RECORDS PROVIDED Block Start

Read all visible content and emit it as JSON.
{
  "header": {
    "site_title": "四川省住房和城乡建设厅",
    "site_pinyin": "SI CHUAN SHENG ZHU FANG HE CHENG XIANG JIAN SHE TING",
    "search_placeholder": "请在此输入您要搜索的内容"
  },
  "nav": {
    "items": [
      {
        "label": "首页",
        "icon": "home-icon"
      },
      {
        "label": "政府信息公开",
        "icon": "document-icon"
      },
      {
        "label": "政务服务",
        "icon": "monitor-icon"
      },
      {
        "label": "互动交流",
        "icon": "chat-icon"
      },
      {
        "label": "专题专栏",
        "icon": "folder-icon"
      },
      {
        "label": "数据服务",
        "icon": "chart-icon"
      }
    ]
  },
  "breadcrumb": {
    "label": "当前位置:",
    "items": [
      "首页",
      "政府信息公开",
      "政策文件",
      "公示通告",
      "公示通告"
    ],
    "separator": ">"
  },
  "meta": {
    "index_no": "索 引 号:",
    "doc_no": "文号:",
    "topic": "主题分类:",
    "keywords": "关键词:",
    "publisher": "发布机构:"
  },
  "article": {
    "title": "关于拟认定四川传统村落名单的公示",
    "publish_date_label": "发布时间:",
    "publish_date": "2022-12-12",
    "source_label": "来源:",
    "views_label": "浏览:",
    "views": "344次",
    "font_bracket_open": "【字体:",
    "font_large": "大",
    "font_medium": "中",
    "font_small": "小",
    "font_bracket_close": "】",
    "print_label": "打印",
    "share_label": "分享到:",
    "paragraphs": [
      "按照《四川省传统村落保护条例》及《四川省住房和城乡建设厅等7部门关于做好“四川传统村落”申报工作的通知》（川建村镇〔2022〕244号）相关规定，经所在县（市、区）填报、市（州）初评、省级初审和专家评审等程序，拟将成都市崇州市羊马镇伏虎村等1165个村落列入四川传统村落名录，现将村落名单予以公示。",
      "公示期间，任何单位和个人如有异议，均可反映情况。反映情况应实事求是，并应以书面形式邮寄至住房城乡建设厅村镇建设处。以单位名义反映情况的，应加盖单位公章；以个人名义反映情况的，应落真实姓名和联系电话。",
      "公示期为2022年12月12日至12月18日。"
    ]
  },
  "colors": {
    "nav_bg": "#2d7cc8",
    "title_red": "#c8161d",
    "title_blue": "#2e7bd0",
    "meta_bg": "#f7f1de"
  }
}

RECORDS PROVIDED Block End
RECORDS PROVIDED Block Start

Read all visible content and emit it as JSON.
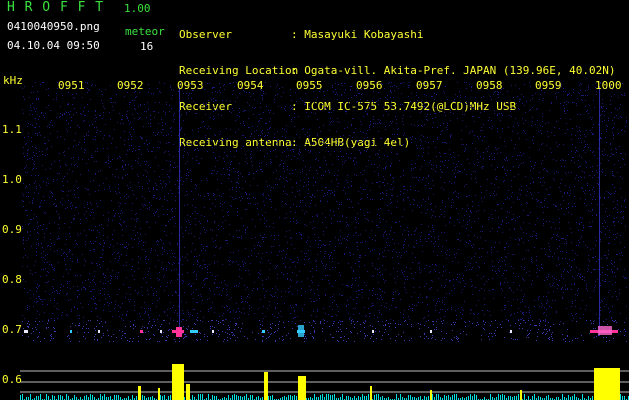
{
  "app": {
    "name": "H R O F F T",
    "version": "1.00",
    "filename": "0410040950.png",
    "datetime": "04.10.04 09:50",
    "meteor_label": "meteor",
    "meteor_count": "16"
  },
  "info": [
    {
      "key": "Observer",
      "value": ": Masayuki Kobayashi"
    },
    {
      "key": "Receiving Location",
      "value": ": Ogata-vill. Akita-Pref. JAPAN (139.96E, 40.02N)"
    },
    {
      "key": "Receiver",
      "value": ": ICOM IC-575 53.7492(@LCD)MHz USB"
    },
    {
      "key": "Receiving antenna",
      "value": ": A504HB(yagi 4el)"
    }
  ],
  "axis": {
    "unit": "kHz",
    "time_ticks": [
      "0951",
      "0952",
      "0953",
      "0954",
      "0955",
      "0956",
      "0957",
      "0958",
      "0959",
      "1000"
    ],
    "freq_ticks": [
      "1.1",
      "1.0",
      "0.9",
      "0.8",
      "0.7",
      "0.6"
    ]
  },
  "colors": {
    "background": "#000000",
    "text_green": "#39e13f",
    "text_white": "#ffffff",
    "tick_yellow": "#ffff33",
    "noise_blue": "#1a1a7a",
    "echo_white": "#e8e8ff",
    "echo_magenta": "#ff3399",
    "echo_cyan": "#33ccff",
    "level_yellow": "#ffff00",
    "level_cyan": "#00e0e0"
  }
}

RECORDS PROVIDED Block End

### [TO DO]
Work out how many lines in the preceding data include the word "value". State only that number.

### [ANSWER BOX]
4